What the task requires: Find the word "name" in the records and copy every line where it occurs.

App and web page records
····················

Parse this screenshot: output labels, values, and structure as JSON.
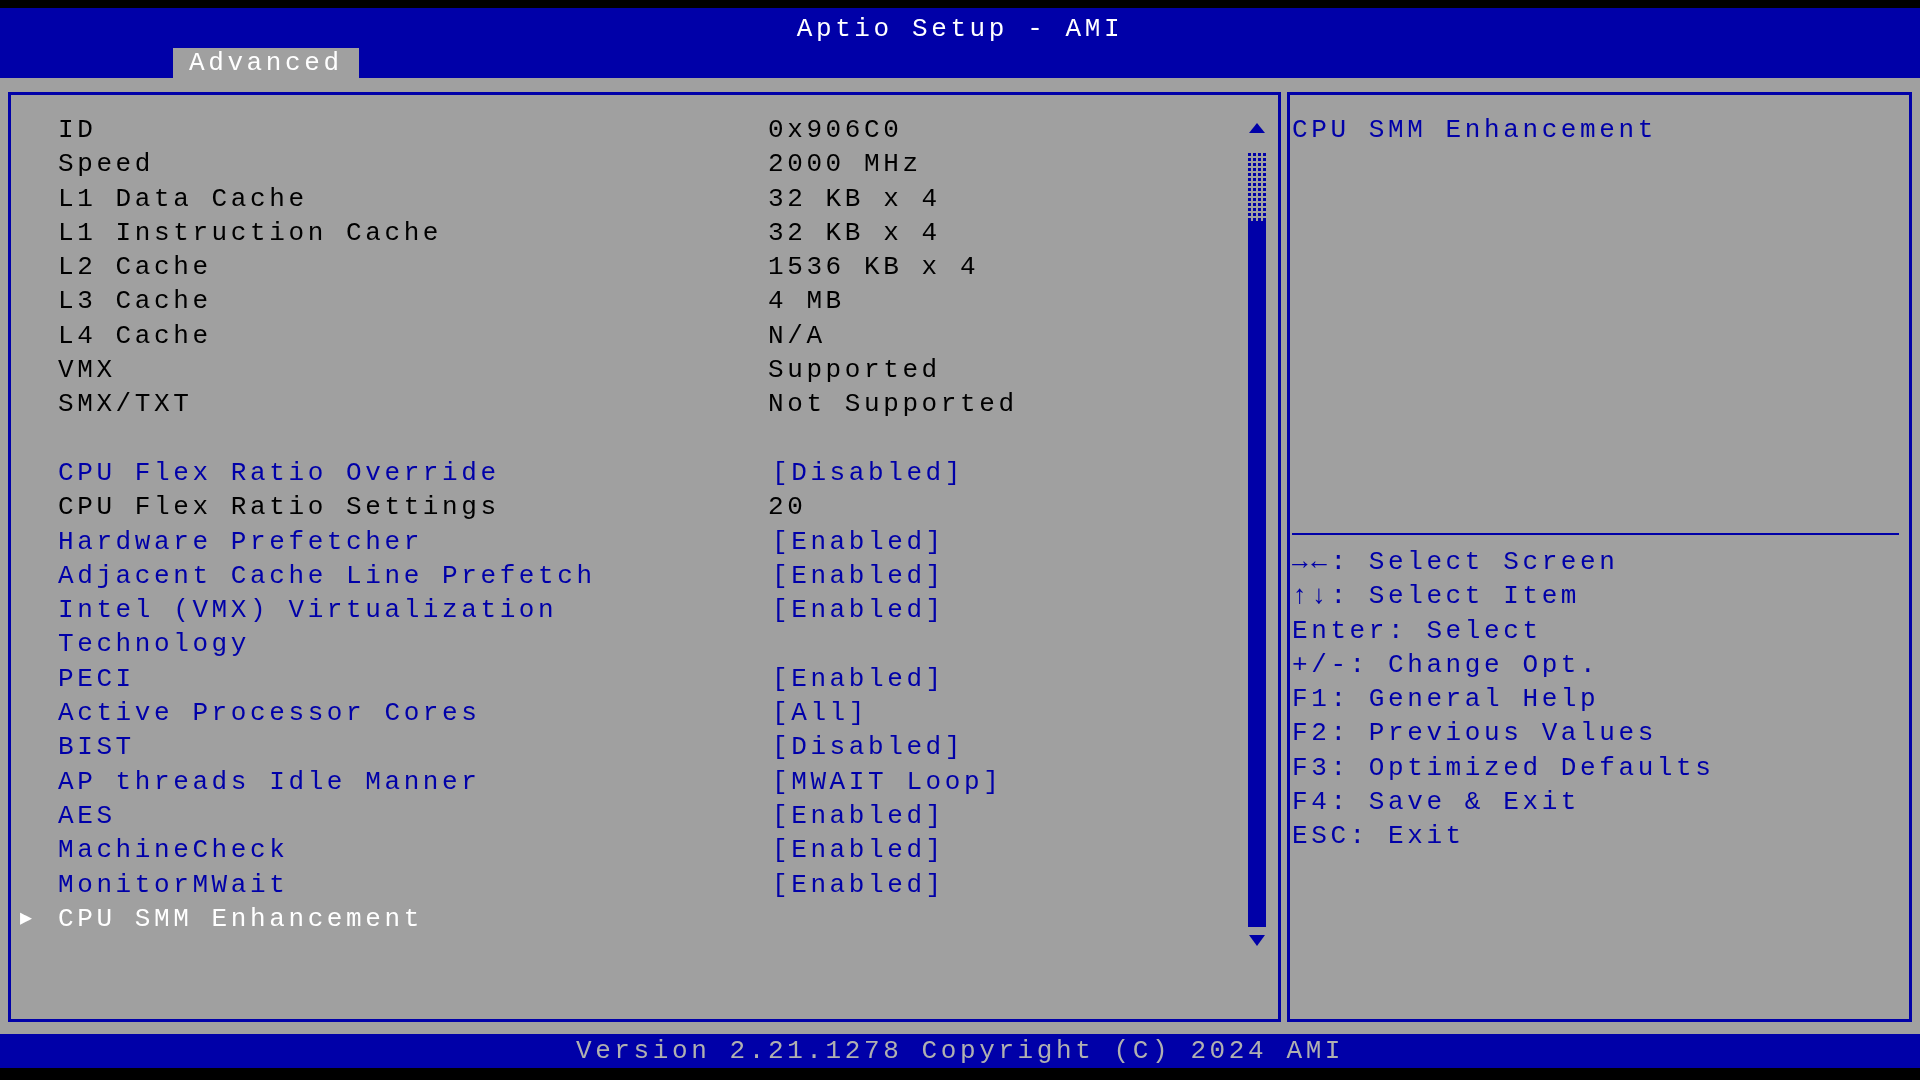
{
  "header": {
    "title": "Aptio Setup - AMI",
    "tabs": [
      {
        "label": "Advanced",
        "selected": true
      }
    ]
  },
  "items": [
    {
      "kind": "info",
      "label": "ID",
      "value": "0x906C0"
    },
    {
      "kind": "info",
      "label": "Speed",
      "value": "2000 MHz"
    },
    {
      "kind": "info",
      "label": "L1 Data Cache",
      "value": "32 KB x 4"
    },
    {
      "kind": "info",
      "label": "L1 Instruction Cache",
      "value": "32 KB x 4"
    },
    {
      "kind": "info",
      "label": "L2 Cache",
      "value": "1536 KB x 4"
    },
    {
      "kind": "info",
      "label": "L3 Cache",
      "value": "4 MB"
    },
    {
      "kind": "info",
      "label": "L4 Cache",
      "value": "N/A"
    },
    {
      "kind": "info",
      "label": "VMX",
      "value": "Supported"
    },
    {
      "kind": "info",
      "label": "SMX/TXT",
      "value": "Not Supported"
    },
    {
      "kind": "blank"
    },
    {
      "kind": "setting",
      "label": "CPU Flex Ratio Override",
      "value": "[Disabled]",
      "selected": false
    },
    {
      "kind": "info",
      "label": "CPU Flex Ratio Settings",
      "value": "20"
    },
    {
      "kind": "setting",
      "label": "Hardware Prefetcher",
      "value": "[Enabled]",
      "selected": false
    },
    {
      "kind": "setting",
      "label": "Adjacent Cache Line Prefetch",
      "value": "[Enabled]",
      "selected": false
    },
    {
      "kind": "setting",
      "label": "Intel (VMX) Virtualization Technology",
      "value": "[Enabled]",
      "selected": false
    },
    {
      "kind": "setting",
      "label": "PECI",
      "value": "[Enabled]",
      "selected": false
    },
    {
      "kind": "setting",
      "label": "Active Processor Cores",
      "value": "[All]",
      "selected": false
    },
    {
      "kind": "setting",
      "label": "BIST",
      "value": "[Disabled]",
      "selected": false
    },
    {
      "kind": "setting",
      "label": "AP threads Idle Manner",
      "value": "[MWAIT Loop]",
      "selected": false
    },
    {
      "kind": "setting",
      "label": "AES",
      "value": "[Enabled]",
      "selected": false
    },
    {
      "kind": "setting",
      "label": "MachineCheck",
      "value": "[Enabled]",
      "selected": false
    },
    {
      "kind": "setting",
      "label": "MonitorMWait",
      "value": "[Enabled]",
      "selected": false
    },
    {
      "kind": "submenu",
      "label": "CPU SMM Enhancement",
      "pointer": "▶",
      "selected": true
    }
  ],
  "help": {
    "description": "CPU SMM Enhancement",
    "keys": [
      "→←: Select Screen",
      "↑↓: Select Item",
      "Enter: Select",
      "+/-: Change Opt.",
      "F1: General Help",
      "F2: Previous Values",
      "F3: Optimized Defaults",
      "F4: Save & Exit",
      "ESC: Exit"
    ]
  },
  "footer": "Version 2.21.1278 Copyright (C) 2024 AMI"
}
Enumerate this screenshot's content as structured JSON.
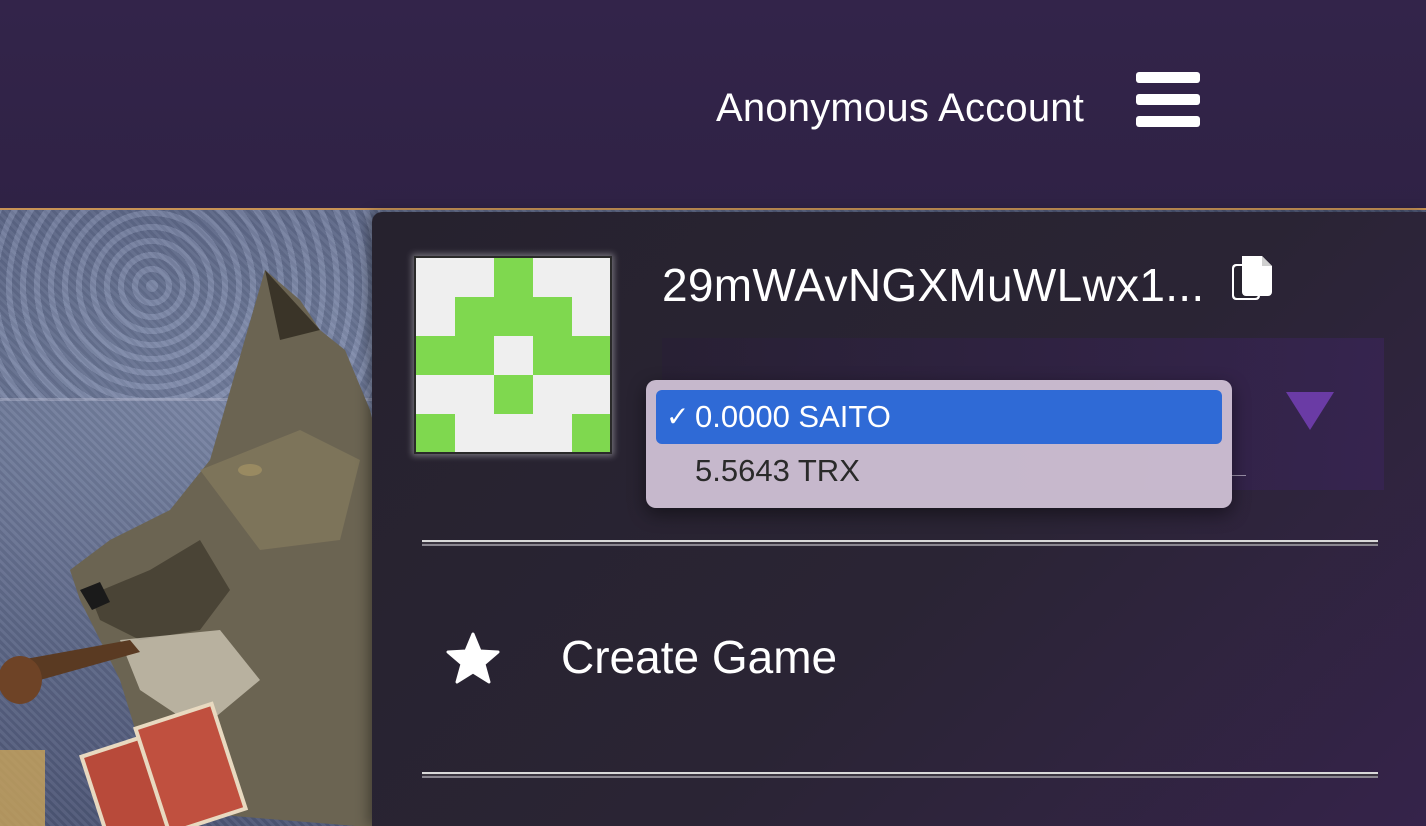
{
  "header": {
    "account_label": "Anonymous Account",
    "menu_icon": "hamburger-menu-icon"
  },
  "account": {
    "address": "29mWAvNGXMuWLwx1...",
    "copy_icon": "copy-icon",
    "identicon_colors": {
      "foreground": "#7fd84f",
      "background": "#efefef"
    }
  },
  "balance_select": {
    "options": [
      {
        "label": "0.0000 SAITO",
        "selected": true
      },
      {
        "label": "5.5643 TRX",
        "selected": false
      }
    ],
    "check_mark": "✓",
    "accent_color": "#2f6ad6",
    "arrow_color": "#6a3ba5"
  },
  "menu": {
    "items": [
      {
        "label": "Create Game",
        "icon": "star-icon"
      }
    ]
  }
}
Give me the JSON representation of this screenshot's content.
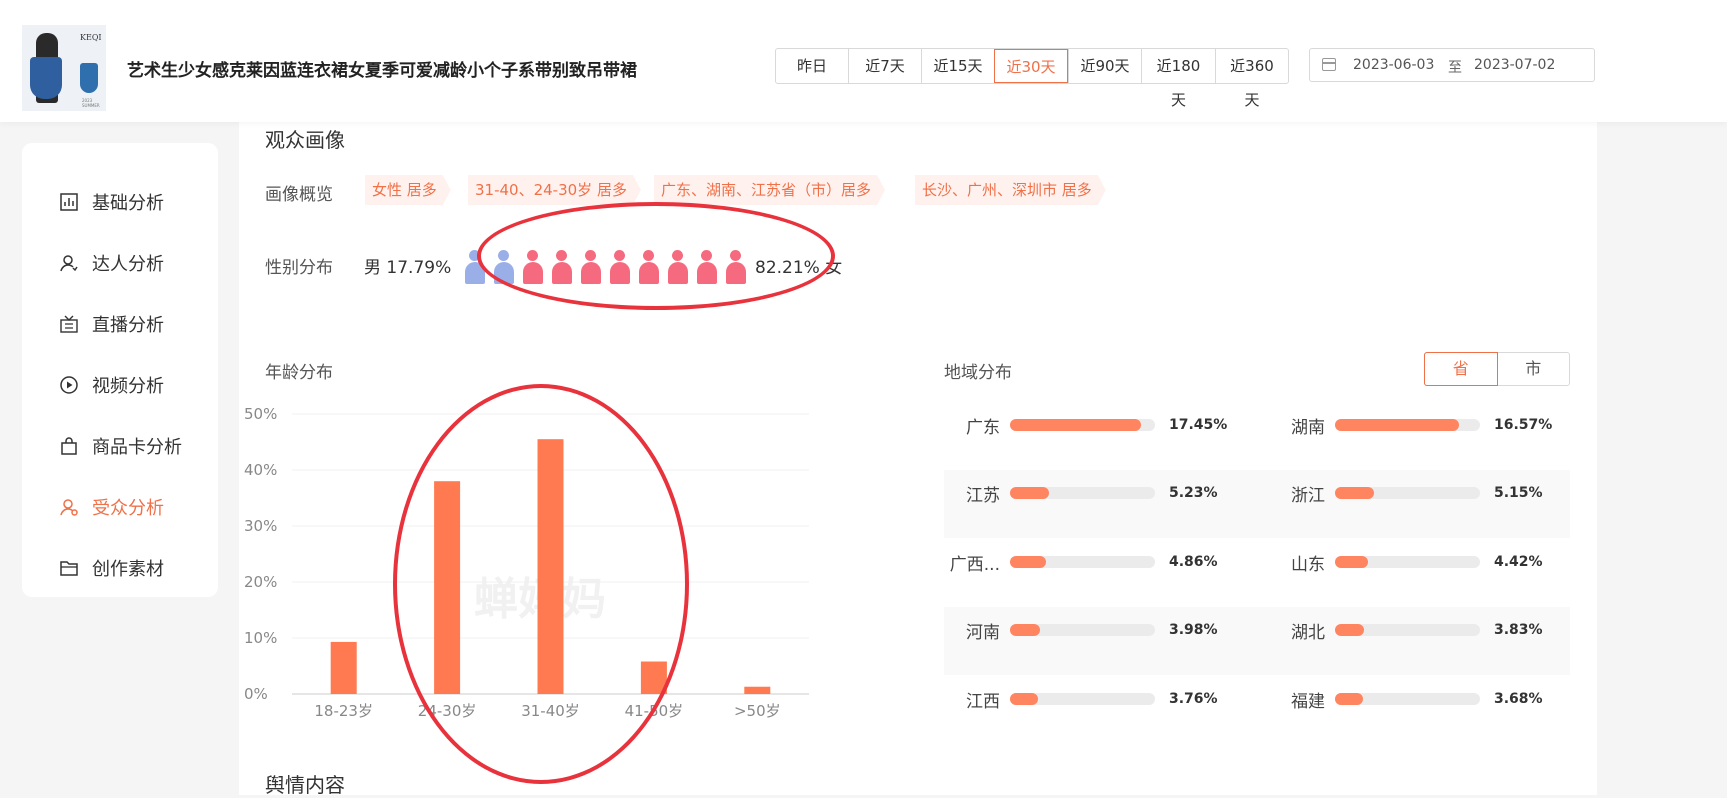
{
  "product": {
    "title": "艺术生少女感克莱因蓝连衣裙女夏季可爱减龄小个子系带别致吊带裙",
    "thumb_brand": "KEQI",
    "thumb_note": "2023 SUMMER"
  },
  "date_ranges": [
    "昨日",
    "近7天",
    "近15天",
    "近30天",
    "近90天",
    "近180天",
    "近360天"
  ],
  "active_range": "近30天",
  "date_picker": {
    "start": "2023-06-03",
    "separator": "至",
    "end": "2023-07-02"
  },
  "sidebar": {
    "items": [
      {
        "label": "基础分析",
        "icon": "bar-chart-icon"
      },
      {
        "label": "达人分析",
        "icon": "user-icon"
      },
      {
        "label": "直播分析",
        "icon": "live-icon"
      },
      {
        "label": "视频分析",
        "icon": "play-icon"
      },
      {
        "label": "商品卡分析",
        "icon": "bag-icon"
      },
      {
        "label": "受众分析",
        "icon": "audience-icon",
        "active": true
      },
      {
        "label": "创作素材",
        "icon": "folder-icon"
      }
    ]
  },
  "portrait": {
    "section_title": "观众画像",
    "overview_label": "画像概览",
    "tags": [
      "女性 居多",
      "31-40、24-30岁 居多",
      "广东、湖南、江苏省（市）居多",
      "长沙、广州、深圳市 居多"
    ],
    "gender_label": "性别分布",
    "male_text": "男 17.79%",
    "female_text": "82.21% 女",
    "male_icons": 2,
    "female_icons": 8,
    "male_color": "#9aaee8",
    "female_color": "#f56a7e"
  },
  "age": {
    "title": "年龄分布",
    "watermark": "蝉妈妈"
  },
  "chart_data": {
    "type": "bar",
    "title": "年龄分布",
    "categories": [
      "18-23岁",
      "24-30岁",
      "31-40岁",
      "41-50岁",
      ">50岁"
    ],
    "values": [
      9.3,
      38,
      45.5,
      5.8,
      1.3
    ],
    "y_ticks": [
      "0%",
      "10%",
      "20%",
      "30%",
      "40%",
      "50%"
    ],
    "ylim": [
      0,
      50
    ],
    "grid": true,
    "color": "#ff7a50"
  },
  "region": {
    "title": "地域分布",
    "toggle": [
      "省",
      "市"
    ],
    "toggle_active": "省",
    "left": [
      {
        "name": "广东",
        "pct": "17.45%",
        "value": 17.45
      },
      {
        "name": "江苏",
        "pct": "5.23%",
        "value": 5.23
      },
      {
        "name": "广西...",
        "pct": "4.86%",
        "value": 4.86
      },
      {
        "name": "河南",
        "pct": "3.98%",
        "value": 3.98
      },
      {
        "name": "江西",
        "pct": "3.76%",
        "value": 3.76
      }
    ],
    "right": [
      {
        "name": "湖南",
        "pct": "16.57%",
        "value": 16.57
      },
      {
        "name": "浙江",
        "pct": "5.15%",
        "value": 5.15
      },
      {
        "name": "山东",
        "pct": "4.42%",
        "value": 4.42
      },
      {
        "name": "湖北",
        "pct": "3.83%",
        "value": 3.83
      },
      {
        "name": "福建",
        "pct": "3.68%",
        "value": 3.68
      }
    ],
    "max_value": 17.45
  },
  "sentiment": {
    "title": "舆情内容"
  },
  "annotation_color": "#e8323c"
}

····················

Exercise output:
        "name": "广东",
        "name": "江苏",
        "name": "广西...",
        "name": "河南",
        "name": "江西",
        "name": "湖南",
        "name": "浙江",
        "name": "山东",
        "name": "湖北",
        "name": "福建",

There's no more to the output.